CRF Blog

What the Thirties Tell Us About Today

by Bill Hayes

In the Weekly Standard, Matthew Continetti begins his article What the thirties tell us about today with this amazing story:

On December 13, 1931, there was a traffic accident in New York City. A man exited a cab on the Upper East Side and was crossing Fifth Avenue when he was hit by a car traveling around 35 miles an hour. The force of the impact threw the man to the pavement. He struck his head. Two of his ribs were cracked. A crowd formed around him; one of the witnesses hailed a taxi to take the man to the hospital. When he was admitted to Lenox Hill the doctors noted that he was bruised and battered but would make a full recovery. He had cheated death.

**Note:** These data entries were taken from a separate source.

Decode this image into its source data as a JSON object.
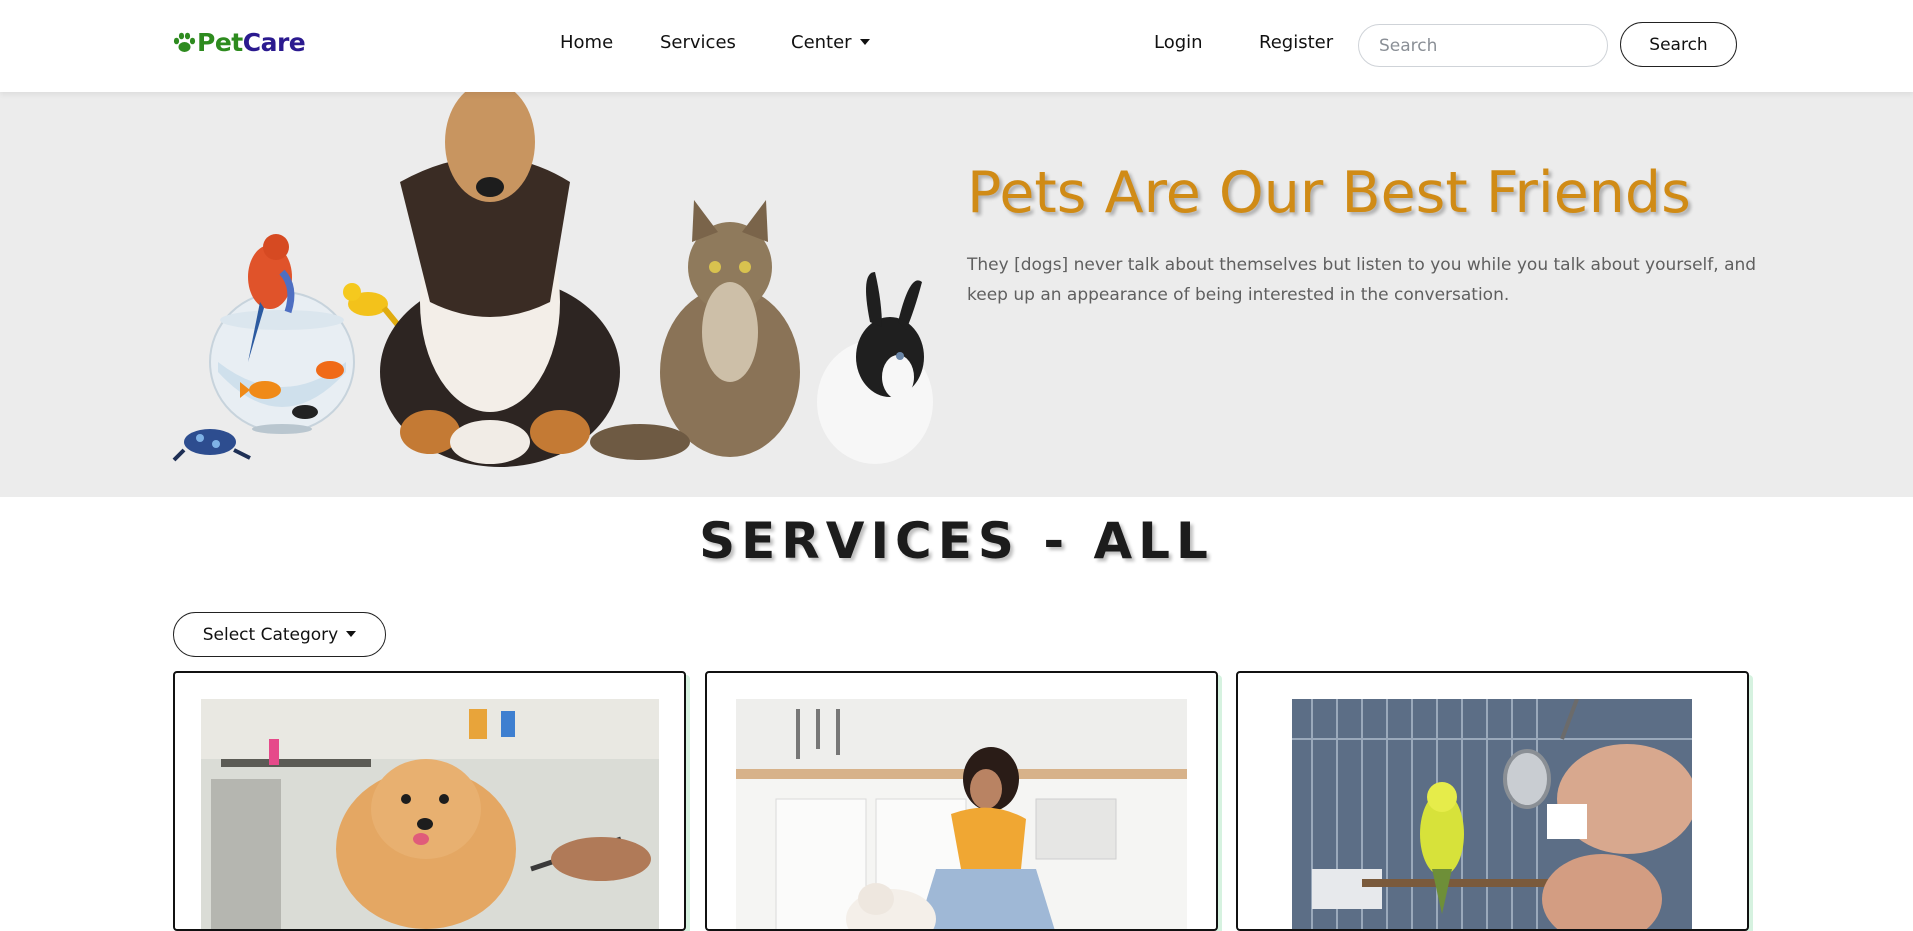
{
  "brand": {
    "name_part1": "Pet",
    "name_part2": "Care",
    "colors": {
      "pet": "#2e8b1f",
      "care": "#2b1a8f"
    }
  },
  "nav": {
    "home": "Home",
    "services": "Services",
    "center": "Center",
    "login": "Login",
    "register": "Register",
    "search_placeholder": "Search",
    "search_button": "Search"
  },
  "hero": {
    "title": "Pets Are Our Best Friends",
    "quote": "They [dogs] never talk about themselves but listen to you while you talk about yourself, and keep up an appearance of being interested in the conversation.",
    "accent_color": "#d08b16"
  },
  "services": {
    "title": "SERVICES - ALL",
    "category_button": "Select Category"
  }
}
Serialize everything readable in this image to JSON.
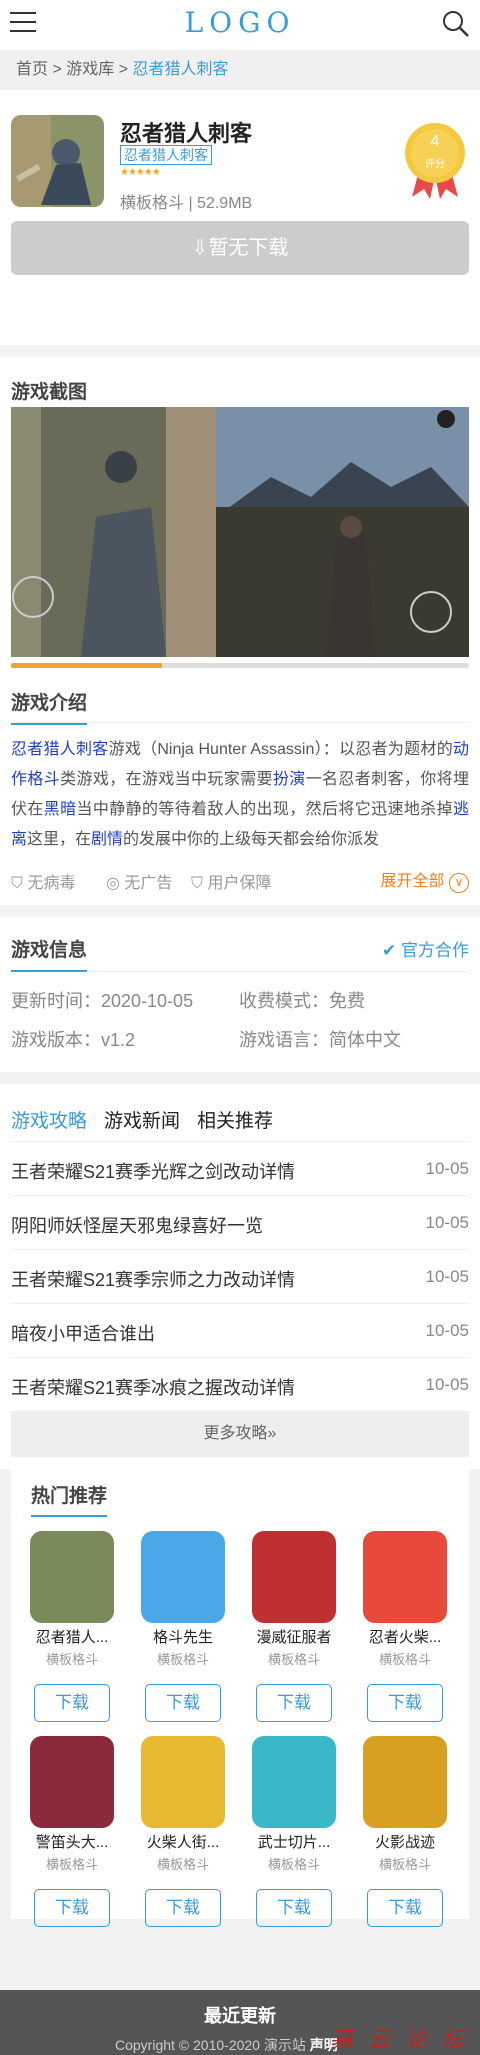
{
  "header": {
    "logo": "LOGO"
  },
  "breadcrumb": {
    "home": "首页",
    "sep1": " > ",
    "lib": "游戏库",
    "sep2": " > ",
    "current": "忍者猎人刺客"
  },
  "app": {
    "name": "忍者猎人刺客",
    "tag": "忍者猎人刺客",
    "stars": "★★★★★",
    "meta": "横板格斗 | 52.9MB",
    "rating": "4",
    "rating_label": "评分",
    "download": "暂无下载"
  },
  "screenshots": {
    "title": "游戏截图",
    "progress": 0.33
  },
  "intro": {
    "title": "游戏介绍",
    "parts": [
      {
        "t": "忍者猎人刺客",
        "link": true
      },
      {
        "t": "游戏（Ninja Hunter Assassin）：以忍者为题材的",
        "link": false
      },
      {
        "t": "动作格斗",
        "link": true
      },
      {
        "t": "类游戏，在游戏当中玩家需要",
        "link": false
      },
      {
        "t": "扮演",
        "link": true
      },
      {
        "t": "一名忍者刺客，你将埋伏在",
        "link": false
      },
      {
        "t": "黑暗",
        "link": true
      },
      {
        "t": "当中静静的等待着敌人的出现，然后将它迅速地杀掉",
        "link": false
      },
      {
        "t": "逃离",
        "link": true
      },
      {
        "t": "这里，在",
        "link": false
      },
      {
        "t": "剧情",
        "link": true
      },
      {
        "t": "的发展中你的上级每天都会给你派发",
        "link": false
      }
    ],
    "badges": [
      "无病毒",
      "无广告",
      "用户保障"
    ],
    "expand": "展开全部"
  },
  "info": {
    "title": "游戏信息",
    "official": "官方合作",
    "update_label": "更新时间：2020-10-05",
    "fee_label": "收费模式：免费",
    "version_label": "游戏版本：v1.2",
    "lang_label": "游戏语言：简体中文"
  },
  "tabs": [
    "游戏攻略",
    "游戏新闻",
    "相关推荐"
  ],
  "news": [
    {
      "title": "王者荣耀S21赛季光辉之剑改动详情",
      "date": "10-05"
    },
    {
      "title": "阴阳师妖怪屋天邪鬼绿喜好一览",
      "date": "10-05"
    },
    {
      "title": "王者荣耀S21赛季宗师之力改动详情",
      "date": "10-05"
    },
    {
      "title": "暗夜小甲适合谁出",
      "date": "10-05"
    },
    {
      "title": "王者荣耀S21赛季冰痕之握改动详情",
      "date": "10-05"
    }
  ],
  "more": "更多攻略»",
  "hot": {
    "title": "热门推荐",
    "download": "下载",
    "items": [
      {
        "name": "忍者猎人...",
        "type": "横板格斗",
        "color": "#7a8a5a"
      },
      {
        "name": "格斗先生",
        "type": "横板格斗",
        "color": "#4aa8e8"
      },
      {
        "name": "漫威征服者",
        "type": "横板格斗",
        "color": "#c03030"
      },
      {
        "name": "忍者火柴...",
        "type": "横板格斗",
        "color": "#e84a3a"
      },
      {
        "name": "警笛头大...",
        "type": "横板格斗",
        "color": "#8a2a3a"
      },
      {
        "name": "火柴人街...",
        "type": "横板格斗",
        "color": "#e8b830"
      },
      {
        "name": "武士切片...",
        "type": "横板格斗",
        "color": "#3ab8c8"
      },
      {
        "name": "火影战迹",
        "type": "横板格斗",
        "color": "#d8a020"
      }
    ]
  },
  "footer": {
    "title": "最近更新",
    "copyright": "Copyright © 2010-2020 演示站",
    "statement": "声明"
  },
  "watermark": "慕 云 论 坛"
}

The patient remained in the doctors’ care for eight days. While he was there the driver who had struck him visited. The patient made it clear that the accident had been his own fault; the driver, an unemployed mechanic, had nothing to fear. The incident had occurred because the patient, an Englishman, had looked left as he crossed the street when he should have looked right. The grateful driver left the hospital carrying an autographed copy of the patient’s latest book. The New York Times wrote about the meeting the next day. The headline read, “Churchill Greets Driver Who Hit Him.”